Following days of loud warnings by the West that Putin should not take any moves to send "humanitarian" aid into East Ukraine, due to western fears that this would be merely a pretext for invasion, Putin said on Monday that Russia will go ahead and send an aid convoy to eastern Ukraine anyway.
According to Reuters, European Commission President Barroso "delivered a blunt message in a telephone call with Putin on Monday. "President Barroso warned against any unilateral military actions in Ukraine, under any pretext, including humanitarian," the Commission said in a statement."
The Kremlin, in its own account of the conversation, made clear that Moscow would indeed send help to largely Russian-speaking eastern Ukraine.
"It was noted that the Russian side, in collaboration with representatives of the International Committee of the Red Cross, is sending an aid convoy to Ukraine," the Kremlin statement said, without saying when the convoy was going.
And now that Putin's mind is made up, Ukraine has no choice but to accept, albeit with its so-called conditions:
Ukrainian President Petro Poroshenko said he supported an aid mission but made clear it had to be an international effort under the aegis of the Red Cross, involving the European Union as well as Russia.
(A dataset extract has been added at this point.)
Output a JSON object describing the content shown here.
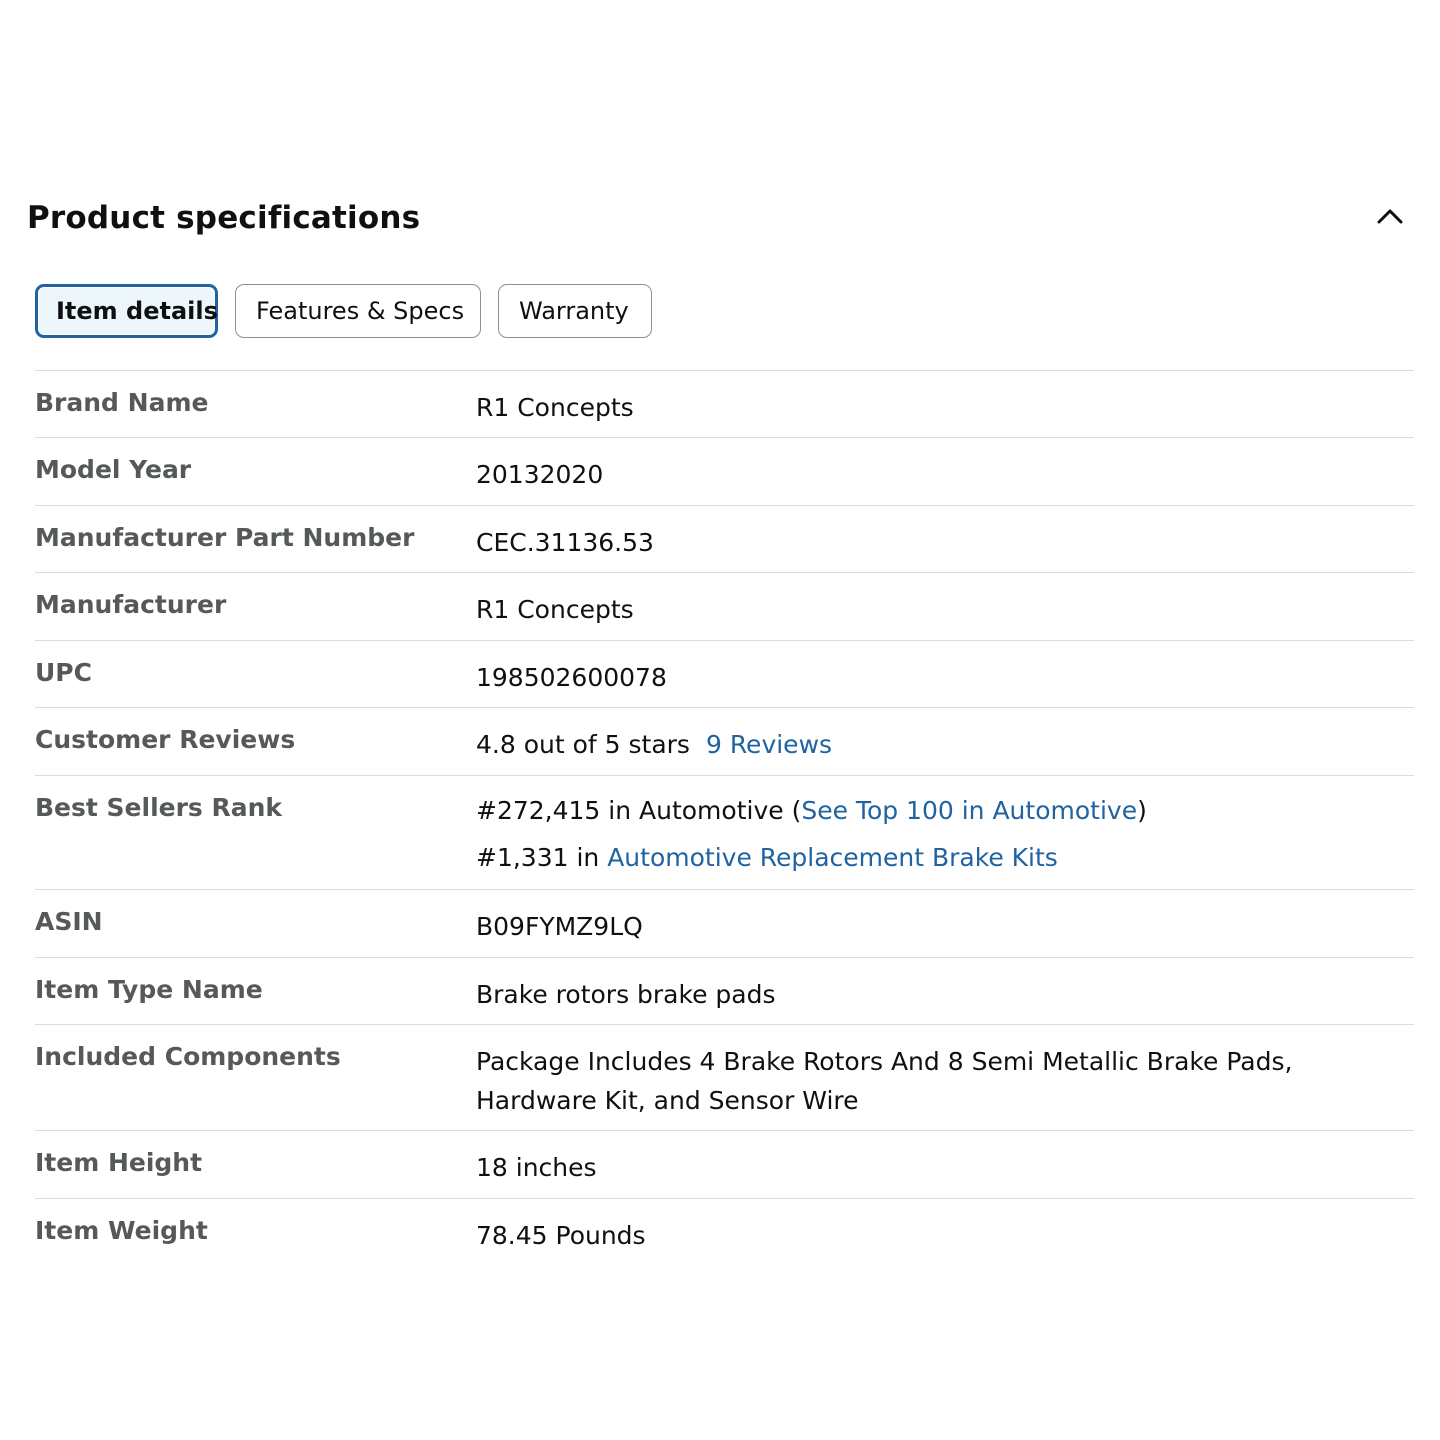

Poroshenko said U.S. President Barack Obama had also backed the international plan when they spoke on the telephone on Monday.
The International Committee of the Red Cross made no immediate comment, although last weekend it issued a statement acknowledging receipt of an offer from Russian Foreign Minister Sergei Lavrov about organizing aid convoys
Russian convoy with humanitarian aid will depart to Eastern Ukraine shortly without any military escort - Kremlin spokesman
— RIA Novosti (@ria_novosti) August 11, 2014
At least 1,500 people have died since Ukraine's new government sent in troops to put down an insurrection by pro-Russia separatists in the Donetsk and Luhansk regions in mid-April.
The fighting has displaced hundreds of thousands of people, many of whom have fled to Russia.
Ukrainian forces have now encircled Donetsk, a city of one million people before the unrest began, and residents are struggling without power or reliable sources of food.
Russia has the right to supply aid and IMO to intervene with military intervention as it has got that far.
The 'government' of Kiev isn't exactly legitimate
Vladimir Putin has given the strongest indication yet that Russia is defusing its policy towards Ukraine, saying that Moscow will "respect the choice of the Ukrainian people" and work with the country's government after a new president is elected on Sunday.
originally posted by: theabsolutetruth
According to the BBC today, Donetsk is surrounded by Ukrainian troops, little electricity or food, bombed and scared. East Ukrainians have rights also and Russia has the right to supply aid and IMO to intervene with military intervention as it has got that far.
to intervene with military intervention as it has got that far.
If the same thing was happening to English people in Ireland for example, I am certain the UK government would step in.
Traditional IRA activities have included bombings, assassinations, kidnappings, punishment beatings, extortion, smuggling, and robberies. Before the cease-fire in 1997, the group had conducted bombing campaigns on various targets in Northern Ireland and Great Britain, including senior British Government officials, civilians, police, and British military targets.
Whos gonna monitor the ratio of food to machine gun ammo anybody......
a video was leaked of what allegedly this convoy looks like: some ~300 military vehicles, all repainted "Humanitarian White."
As we stated before, the vehicles are expected to be unarmed, which means that should something "bad" happen to them while on Ukraine territory, well, the word provocation certainly comes to mind.
If something was going on in Mexico and the US decided to send aid, we would laugh at Russia or anyone else for demanding we not do so.
What in the world is on the back of that truck at the end of the video?